Exercise brief ->
Each line of the material below that holds the word "description" needs to be copied.

------ Records ------

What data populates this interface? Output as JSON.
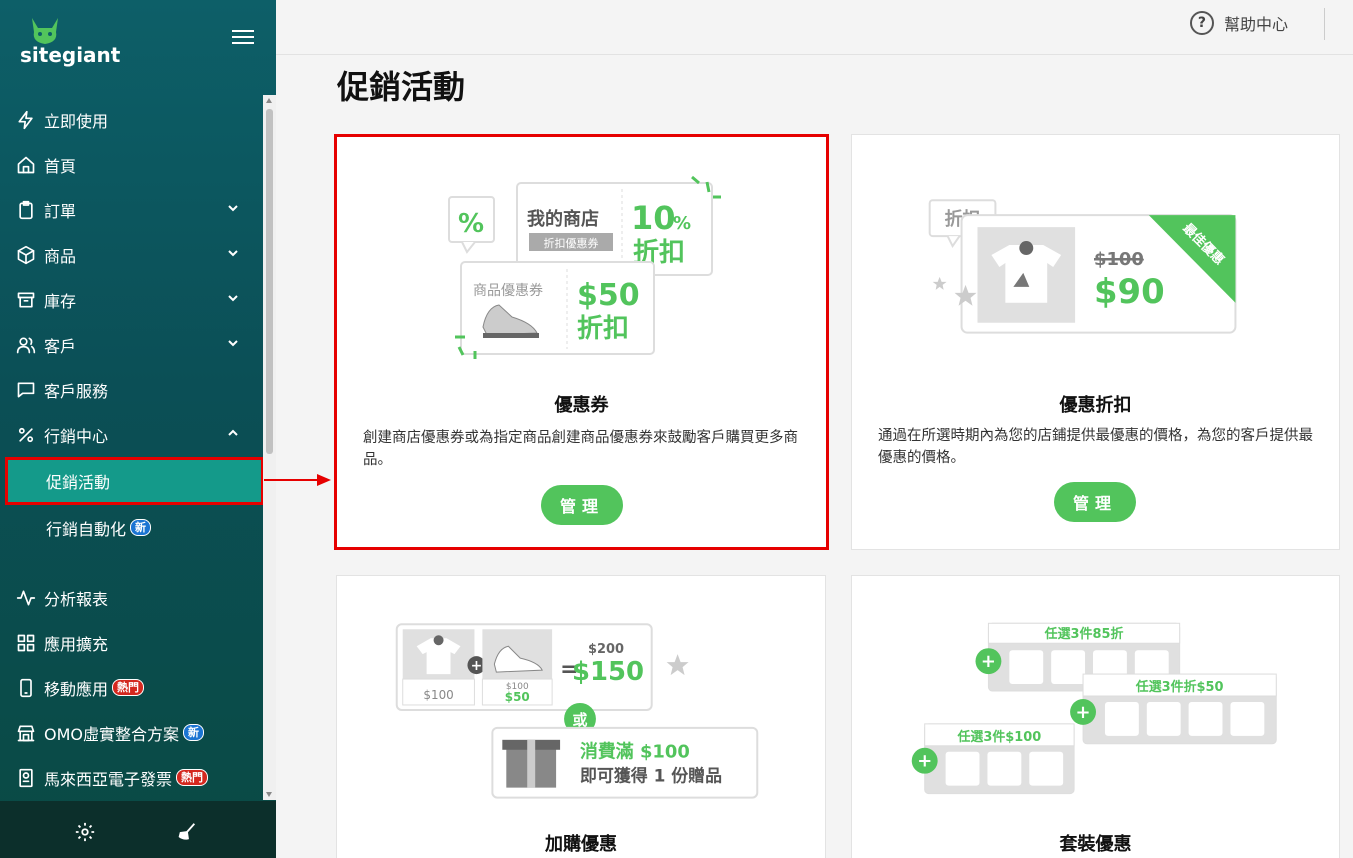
{
  "brand": {
    "logo_text": "sitegiant"
  },
  "sidebar": {
    "items": [
      {
        "label": "立即使用",
        "icon": "lightning-icon"
      },
      {
        "label": "首頁",
        "icon": "home-icon"
      },
      {
        "label": "訂單",
        "icon": "clipboard-icon",
        "expandable": true
      },
      {
        "label": "商品",
        "icon": "box-icon",
        "expandable": true
      },
      {
        "label": "庫存",
        "icon": "archive-icon",
        "expandable": true
      },
      {
        "label": "客戶",
        "icon": "users-icon",
        "expandable": true
      },
      {
        "label": "客戶服務",
        "icon": "chat-icon"
      },
      {
        "label": "行銷中心",
        "icon": "percent-icon",
        "expanded": true
      }
    ],
    "sub_items": [
      {
        "label": "促銷活動",
        "active": true
      },
      {
        "label": "行銷自動化",
        "badge": "新"
      }
    ],
    "items2": [
      {
        "label": "分析報表",
        "icon": "activity-icon"
      },
      {
        "label": "應用擴充",
        "icon": "grid-icon"
      },
      {
        "label": "移動應用",
        "icon": "phone-icon",
        "badge": "熱門"
      },
      {
        "label": "OMO虛實整合方案",
        "icon": "store-icon",
        "badge": "新"
      },
      {
        "label": "馬來西亞電子發票",
        "icon": "receipt-icon",
        "badge": "熱門"
      }
    ]
  },
  "topbar": {
    "help_label": "幫助中心"
  },
  "page_title": "促銷活動",
  "cards": [
    {
      "title": "優惠券",
      "description": "創建商店優惠券或為指定商品創建商品優惠券來鼓勵客戶購買更多商品。",
      "button": "管理",
      "illus": {
        "shop": "我的商店",
        "shop_tag": "折扣優惠券",
        "pct_num": "10",
        "pct_sign": "%",
        "discount_word": "折扣",
        "product_coupon": "商品優惠券",
        "amount": "$50",
        "pct_icon": "%"
      }
    },
    {
      "title": "優惠折扣",
      "description": "通過在所選時期內為您的店鋪提供最優惠的價格，為您的客戶提供最優惠的價格。",
      "button": "管理",
      "illus": {
        "tag": "折扣",
        "old_price": "$100",
        "new_price": "$90",
        "ribbon": "最佳優惠"
      }
    },
    {
      "title": "加購優惠",
      "illus": {
        "p1": "$100",
        "p2_old": "$100",
        "p2_new": "$50",
        "total_old": "$200",
        "total_new": "$150",
        "or": "或",
        "gift_line1": "消費滿 $100",
        "gift_line2": "即可獲得 1 份贈品"
      }
    },
    {
      "title": "套裝優惠",
      "illus": {
        "bundle1": "任選3件85折",
        "bundle2": "任選3件折$50",
        "bundle3": "任選3件$100"
      }
    }
  ]
}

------

Reply to the exercise ->
      "description": "創建商店優惠券或為指定商品創建商品優惠券來鼓勵客戶購買更多商品。",
      "description": "通過在所選時期內為您的店鋪提供最優惠的價格，為您的客戶提供最優惠的價格。",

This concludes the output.